The Texas president was repeatedly asked about the role ESPN played in Texas’ decision to leave the Big 12 for the SEC. Those questions came after Bowlsby sent ESPN a cease-and-desist letter last week alleging the television network’s involvement in swaying Big 12 schools to join another conference. ESPN strongly pushed back on those allegations and said Bowlsby’s letter had no merit. Bowlsby said Monday he had agreed “not to escalate this publicly” when questioned about his ESPN letter. When Hartzell was asked about whether Texas consulted with ESPN on its move, he said, “absolutely, categorically, no.” The Texas president said only three people other than himself were directly involved in the decision and none was anyone at ESPN.

One senator hilariously roasted Hartzell.

“Guess your fans would rather lose to Alabama than TCU.”

Just outstanding.

The NY Post believes that Bryan Hartsin is going to have a tough time covering the spread this season.

Dead money: Auburn:

Though a more conventional case can perhaps be made against Vanderbilt after it lost every game last season and covered only three spreads, the Commodores might be so discounted that they could provide some value for first-year coach Clark Lea. Auburn, meanwhile, likely doesn’t get the same benefit. Routinely overrated by the oddsmakers after Gus Malzahn’s smashing debut in 2013, the Tigers have been a pretty consistent money-burner since, and no surprise if Bryan Harsin’s Auburn debut is similarly overpriced (at least for a while). Spread failings or not, the thought persists among some SEC observers that Auburn hasn’t made an upgrade with this hire. And if not, point-spread shortcomings from the previous regime are not likely to change much either.

Last, LSU’s QB competition has been cancelled.

LSU quarterback Myles Brennan suffered a left arm injury, putting his availability for the 2021 season in doubt, the Tigers announced Monday.
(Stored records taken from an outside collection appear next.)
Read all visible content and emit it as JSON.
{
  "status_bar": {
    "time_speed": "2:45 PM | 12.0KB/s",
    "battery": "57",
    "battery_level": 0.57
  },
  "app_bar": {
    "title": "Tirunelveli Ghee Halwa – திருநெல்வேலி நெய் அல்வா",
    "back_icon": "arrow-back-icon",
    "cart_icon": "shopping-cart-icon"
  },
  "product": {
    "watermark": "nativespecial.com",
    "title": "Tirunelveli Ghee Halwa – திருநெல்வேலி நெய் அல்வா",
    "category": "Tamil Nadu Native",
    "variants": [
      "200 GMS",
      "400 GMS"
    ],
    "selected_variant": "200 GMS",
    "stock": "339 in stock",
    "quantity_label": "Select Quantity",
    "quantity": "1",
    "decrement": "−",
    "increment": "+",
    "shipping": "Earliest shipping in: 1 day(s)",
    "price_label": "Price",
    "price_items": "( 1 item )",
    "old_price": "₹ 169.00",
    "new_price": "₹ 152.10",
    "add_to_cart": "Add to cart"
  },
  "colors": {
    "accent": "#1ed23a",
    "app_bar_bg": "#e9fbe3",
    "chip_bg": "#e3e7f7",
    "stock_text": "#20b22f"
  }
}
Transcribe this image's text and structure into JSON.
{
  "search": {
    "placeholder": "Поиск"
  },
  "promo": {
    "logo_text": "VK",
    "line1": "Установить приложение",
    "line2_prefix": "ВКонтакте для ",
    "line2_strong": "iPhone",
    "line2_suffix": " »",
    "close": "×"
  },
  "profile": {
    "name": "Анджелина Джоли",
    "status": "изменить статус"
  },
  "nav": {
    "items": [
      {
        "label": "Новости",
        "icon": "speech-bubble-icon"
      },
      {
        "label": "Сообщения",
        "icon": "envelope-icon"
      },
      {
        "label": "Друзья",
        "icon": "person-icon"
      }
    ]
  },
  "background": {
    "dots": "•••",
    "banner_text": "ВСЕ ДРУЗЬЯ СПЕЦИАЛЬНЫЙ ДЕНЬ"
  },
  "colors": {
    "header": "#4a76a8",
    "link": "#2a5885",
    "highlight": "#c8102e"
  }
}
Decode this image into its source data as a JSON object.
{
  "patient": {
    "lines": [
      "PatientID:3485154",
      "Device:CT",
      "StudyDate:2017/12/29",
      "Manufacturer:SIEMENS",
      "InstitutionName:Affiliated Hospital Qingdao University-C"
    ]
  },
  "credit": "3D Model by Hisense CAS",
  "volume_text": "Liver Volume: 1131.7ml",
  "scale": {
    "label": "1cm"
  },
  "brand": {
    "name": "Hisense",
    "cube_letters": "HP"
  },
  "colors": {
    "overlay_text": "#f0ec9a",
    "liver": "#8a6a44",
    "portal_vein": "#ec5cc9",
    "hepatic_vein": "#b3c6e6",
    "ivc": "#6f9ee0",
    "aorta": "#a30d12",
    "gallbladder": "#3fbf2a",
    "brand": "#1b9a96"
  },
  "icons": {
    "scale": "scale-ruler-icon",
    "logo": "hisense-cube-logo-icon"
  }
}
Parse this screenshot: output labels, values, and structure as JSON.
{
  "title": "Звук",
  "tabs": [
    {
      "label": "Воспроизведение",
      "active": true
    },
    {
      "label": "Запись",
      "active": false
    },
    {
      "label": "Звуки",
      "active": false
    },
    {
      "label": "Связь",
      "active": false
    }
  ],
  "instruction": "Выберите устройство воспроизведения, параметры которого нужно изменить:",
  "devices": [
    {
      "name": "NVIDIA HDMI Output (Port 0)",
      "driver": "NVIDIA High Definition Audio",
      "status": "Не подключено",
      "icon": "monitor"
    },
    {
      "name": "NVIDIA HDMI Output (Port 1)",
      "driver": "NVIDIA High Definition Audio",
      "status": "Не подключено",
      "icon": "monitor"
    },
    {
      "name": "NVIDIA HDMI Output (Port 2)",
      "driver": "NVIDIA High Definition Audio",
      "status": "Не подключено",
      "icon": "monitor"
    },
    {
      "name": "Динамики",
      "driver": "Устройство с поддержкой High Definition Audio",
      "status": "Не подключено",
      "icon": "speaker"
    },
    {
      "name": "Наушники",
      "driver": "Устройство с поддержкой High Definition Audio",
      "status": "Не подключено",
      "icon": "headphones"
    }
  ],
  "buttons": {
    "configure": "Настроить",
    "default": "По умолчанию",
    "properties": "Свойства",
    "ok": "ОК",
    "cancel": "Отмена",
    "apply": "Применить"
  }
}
Brennan, the program’s top passer from last season — despite playing in only three games — was competing for the starting job alongside sophomore Max Johnson.

“Myles Brennan suffered a severe injury that will require surgery,” coach Ed Orgeron said in a statement. “His timeline is yet to be determined. Myles has done everything we have asked of him this summer and was in the fight to be the starting quarterback at LSU.”

The Tigers will now have to hope that starter by default Max Johnson isn’t a stiff.

That’s about it for now. Have a great day.

Roll Tide.